According to the article “Geologists drive golden spike toward Anthropocene’s base”, Paul Voosen states that the earliest human influence on the environment could be dated back 40,000 years ago. However, Crutzen notes the “Great Acceleration” period of the early 19th century to be the most influential. With the introduction of the Industrial Revolution came not only a flourishing of businesses and new technology, but also a population growth that affected the environment since. According to the United Nations, the population in the 1950’s (right at the beginning of this acceleration period) was around 2.5 billion people, which was a lot for post-war period. However, the population recorded in 1999 showed that nearly 6 billion people inherited the earth and around 7 billion people today. According to this rise, population could be up to 9 billion people by 2050. What will this mean for the environment?
With the growth of people comes more greenhouse gas emissions, which is one of the causes of climate change and “global warming” in the environment. But, according to Will Steffen in his video lecture on the Anthropocene, there are many other factors that affect the environment which are caused by people, such as ozone depletion and ocean acidification.

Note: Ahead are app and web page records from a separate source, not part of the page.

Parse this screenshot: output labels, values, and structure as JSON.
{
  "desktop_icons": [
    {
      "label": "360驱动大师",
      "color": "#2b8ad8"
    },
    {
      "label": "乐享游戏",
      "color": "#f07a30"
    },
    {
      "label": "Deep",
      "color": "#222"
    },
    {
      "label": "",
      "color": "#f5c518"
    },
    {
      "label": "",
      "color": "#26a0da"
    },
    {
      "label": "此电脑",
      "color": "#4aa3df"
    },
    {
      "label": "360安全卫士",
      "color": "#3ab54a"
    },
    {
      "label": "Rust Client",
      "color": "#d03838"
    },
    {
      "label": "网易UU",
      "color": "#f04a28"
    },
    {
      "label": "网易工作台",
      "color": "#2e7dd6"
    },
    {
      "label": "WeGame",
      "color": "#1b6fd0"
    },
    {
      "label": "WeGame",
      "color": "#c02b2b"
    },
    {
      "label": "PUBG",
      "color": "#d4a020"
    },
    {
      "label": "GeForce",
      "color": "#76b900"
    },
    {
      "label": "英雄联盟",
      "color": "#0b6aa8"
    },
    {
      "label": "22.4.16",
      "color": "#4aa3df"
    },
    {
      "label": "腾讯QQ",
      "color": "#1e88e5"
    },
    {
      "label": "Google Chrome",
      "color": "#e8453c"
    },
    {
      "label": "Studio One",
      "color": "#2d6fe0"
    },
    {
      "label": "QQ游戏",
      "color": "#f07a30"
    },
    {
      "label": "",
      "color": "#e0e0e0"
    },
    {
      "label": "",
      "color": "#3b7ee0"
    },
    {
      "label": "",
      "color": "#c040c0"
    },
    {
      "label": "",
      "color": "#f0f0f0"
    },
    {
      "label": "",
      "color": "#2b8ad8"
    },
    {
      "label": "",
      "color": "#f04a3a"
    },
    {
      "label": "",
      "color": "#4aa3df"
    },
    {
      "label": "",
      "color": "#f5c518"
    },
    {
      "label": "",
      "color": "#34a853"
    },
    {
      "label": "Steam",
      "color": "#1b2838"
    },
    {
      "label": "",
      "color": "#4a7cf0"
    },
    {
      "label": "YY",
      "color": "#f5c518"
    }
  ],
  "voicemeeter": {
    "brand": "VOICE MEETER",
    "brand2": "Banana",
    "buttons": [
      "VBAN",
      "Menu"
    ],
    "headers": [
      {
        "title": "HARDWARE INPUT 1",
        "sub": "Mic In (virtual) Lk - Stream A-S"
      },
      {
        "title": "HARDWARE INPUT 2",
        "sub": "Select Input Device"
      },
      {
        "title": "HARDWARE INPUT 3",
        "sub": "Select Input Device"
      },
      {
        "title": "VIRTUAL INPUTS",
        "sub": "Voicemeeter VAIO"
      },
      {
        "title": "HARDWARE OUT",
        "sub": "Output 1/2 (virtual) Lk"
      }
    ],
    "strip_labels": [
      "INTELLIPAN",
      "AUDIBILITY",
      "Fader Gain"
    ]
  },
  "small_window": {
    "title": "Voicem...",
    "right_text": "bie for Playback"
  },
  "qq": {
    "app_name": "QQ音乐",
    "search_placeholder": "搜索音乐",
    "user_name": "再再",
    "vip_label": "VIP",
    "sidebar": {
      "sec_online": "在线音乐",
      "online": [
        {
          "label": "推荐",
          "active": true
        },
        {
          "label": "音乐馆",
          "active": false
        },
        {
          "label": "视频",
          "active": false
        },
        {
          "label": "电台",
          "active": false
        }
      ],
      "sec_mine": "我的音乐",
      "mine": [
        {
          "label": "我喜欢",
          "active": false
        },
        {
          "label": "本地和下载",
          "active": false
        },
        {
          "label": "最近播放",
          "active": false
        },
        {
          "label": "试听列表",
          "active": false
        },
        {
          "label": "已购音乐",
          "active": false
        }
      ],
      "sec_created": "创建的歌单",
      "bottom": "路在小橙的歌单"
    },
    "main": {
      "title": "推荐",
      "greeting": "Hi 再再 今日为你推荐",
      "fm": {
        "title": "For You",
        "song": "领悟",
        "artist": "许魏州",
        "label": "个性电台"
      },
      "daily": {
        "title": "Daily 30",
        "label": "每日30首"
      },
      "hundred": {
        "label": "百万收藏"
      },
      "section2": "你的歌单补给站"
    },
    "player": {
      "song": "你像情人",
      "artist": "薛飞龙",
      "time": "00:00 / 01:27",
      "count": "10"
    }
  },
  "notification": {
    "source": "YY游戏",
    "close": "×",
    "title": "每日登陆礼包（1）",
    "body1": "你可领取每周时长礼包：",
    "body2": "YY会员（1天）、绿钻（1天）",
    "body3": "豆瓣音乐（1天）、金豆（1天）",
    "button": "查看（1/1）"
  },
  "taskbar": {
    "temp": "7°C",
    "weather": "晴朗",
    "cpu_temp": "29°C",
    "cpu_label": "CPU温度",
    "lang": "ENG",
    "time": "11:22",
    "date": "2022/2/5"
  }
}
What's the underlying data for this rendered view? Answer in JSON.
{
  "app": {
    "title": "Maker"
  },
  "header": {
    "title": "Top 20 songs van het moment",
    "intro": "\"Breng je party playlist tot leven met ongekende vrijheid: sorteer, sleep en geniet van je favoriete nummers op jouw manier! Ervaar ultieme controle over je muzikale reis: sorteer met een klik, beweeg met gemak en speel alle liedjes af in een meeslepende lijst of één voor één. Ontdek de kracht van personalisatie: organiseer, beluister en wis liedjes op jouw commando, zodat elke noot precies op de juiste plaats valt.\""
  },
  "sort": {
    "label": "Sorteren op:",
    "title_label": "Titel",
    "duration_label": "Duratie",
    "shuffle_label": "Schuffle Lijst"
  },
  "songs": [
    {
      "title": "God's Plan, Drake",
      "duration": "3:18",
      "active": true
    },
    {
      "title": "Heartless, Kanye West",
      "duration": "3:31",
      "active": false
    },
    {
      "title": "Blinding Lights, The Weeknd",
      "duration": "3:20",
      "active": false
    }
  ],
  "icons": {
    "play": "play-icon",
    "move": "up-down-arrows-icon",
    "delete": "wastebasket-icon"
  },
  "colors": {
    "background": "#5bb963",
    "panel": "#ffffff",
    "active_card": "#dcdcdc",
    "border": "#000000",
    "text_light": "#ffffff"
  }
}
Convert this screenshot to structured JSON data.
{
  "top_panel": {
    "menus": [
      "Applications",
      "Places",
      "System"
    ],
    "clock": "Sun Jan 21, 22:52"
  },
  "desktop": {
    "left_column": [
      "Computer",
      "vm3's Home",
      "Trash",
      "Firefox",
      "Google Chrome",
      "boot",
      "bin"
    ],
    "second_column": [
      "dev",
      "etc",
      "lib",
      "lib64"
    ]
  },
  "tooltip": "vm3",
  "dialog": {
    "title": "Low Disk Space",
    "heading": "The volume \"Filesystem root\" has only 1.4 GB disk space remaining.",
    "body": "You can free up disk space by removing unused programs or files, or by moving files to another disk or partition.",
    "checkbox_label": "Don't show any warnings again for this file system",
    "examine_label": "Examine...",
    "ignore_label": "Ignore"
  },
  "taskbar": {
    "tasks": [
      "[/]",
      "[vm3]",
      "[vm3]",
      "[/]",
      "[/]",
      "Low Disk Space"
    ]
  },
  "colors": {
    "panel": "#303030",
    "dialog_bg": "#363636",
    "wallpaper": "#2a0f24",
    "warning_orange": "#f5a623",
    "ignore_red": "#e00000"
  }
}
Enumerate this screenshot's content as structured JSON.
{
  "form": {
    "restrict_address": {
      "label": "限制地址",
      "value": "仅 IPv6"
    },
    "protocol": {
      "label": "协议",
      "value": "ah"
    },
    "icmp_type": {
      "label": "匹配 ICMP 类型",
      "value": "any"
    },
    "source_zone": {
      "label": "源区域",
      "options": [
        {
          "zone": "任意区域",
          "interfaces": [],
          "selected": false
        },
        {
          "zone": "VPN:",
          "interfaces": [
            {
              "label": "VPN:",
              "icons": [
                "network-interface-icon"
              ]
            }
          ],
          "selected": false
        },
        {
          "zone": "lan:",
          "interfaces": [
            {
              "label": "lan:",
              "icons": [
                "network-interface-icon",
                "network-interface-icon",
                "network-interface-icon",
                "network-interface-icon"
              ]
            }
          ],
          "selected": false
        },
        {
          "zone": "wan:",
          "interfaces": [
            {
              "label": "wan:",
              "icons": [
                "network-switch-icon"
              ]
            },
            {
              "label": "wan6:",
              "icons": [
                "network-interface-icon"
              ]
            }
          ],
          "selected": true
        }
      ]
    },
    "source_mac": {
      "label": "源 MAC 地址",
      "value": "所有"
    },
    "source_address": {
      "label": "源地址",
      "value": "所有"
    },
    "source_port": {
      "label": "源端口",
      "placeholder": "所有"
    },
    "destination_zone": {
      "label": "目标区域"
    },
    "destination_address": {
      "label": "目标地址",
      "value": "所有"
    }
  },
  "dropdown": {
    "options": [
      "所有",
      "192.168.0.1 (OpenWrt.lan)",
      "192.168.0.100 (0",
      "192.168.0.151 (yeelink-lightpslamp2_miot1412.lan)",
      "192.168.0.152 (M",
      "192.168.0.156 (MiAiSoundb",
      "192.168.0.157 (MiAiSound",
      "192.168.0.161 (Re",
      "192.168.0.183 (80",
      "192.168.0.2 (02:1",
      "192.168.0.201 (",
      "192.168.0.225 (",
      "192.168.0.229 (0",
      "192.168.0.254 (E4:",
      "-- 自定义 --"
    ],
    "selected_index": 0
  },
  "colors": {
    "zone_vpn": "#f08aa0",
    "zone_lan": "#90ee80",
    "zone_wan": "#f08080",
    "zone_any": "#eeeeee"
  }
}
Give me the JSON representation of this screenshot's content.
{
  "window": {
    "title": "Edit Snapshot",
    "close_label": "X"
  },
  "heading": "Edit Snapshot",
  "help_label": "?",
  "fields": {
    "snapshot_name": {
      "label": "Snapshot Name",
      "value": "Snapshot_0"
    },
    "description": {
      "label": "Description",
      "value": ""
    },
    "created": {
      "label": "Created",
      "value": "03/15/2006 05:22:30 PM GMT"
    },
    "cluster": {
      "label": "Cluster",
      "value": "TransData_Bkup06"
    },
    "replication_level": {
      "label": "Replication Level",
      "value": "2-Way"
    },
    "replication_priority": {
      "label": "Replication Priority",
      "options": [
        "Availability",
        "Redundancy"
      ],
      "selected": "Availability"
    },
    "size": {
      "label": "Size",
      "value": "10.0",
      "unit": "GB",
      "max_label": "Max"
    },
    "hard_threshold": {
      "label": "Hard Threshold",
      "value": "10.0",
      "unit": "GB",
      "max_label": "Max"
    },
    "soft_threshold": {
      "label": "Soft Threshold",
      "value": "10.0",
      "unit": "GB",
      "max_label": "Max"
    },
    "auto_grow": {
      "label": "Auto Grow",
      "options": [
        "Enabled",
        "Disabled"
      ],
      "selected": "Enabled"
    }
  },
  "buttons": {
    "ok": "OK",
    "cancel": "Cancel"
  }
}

There is still controversy surrounding the globalization of the term Anthropocene to be used as a scientific term. Many believe that we have indeed moved into a geological era that has been shaped and molded by people, but there are some (including Cruztzen) who feel that more stratigraphic research on the earth’s sediment layers is needed before jumping to conclusions. Most believe, though, that the term Anthropocene does indeed give people a sort-of “warning” about what kind of influence that they have on the environment that they live in. While Einstein might have had good cause for saying what he did, I don’t think that even his intelligence could have predicted that people would not only shape but eventually become their environment.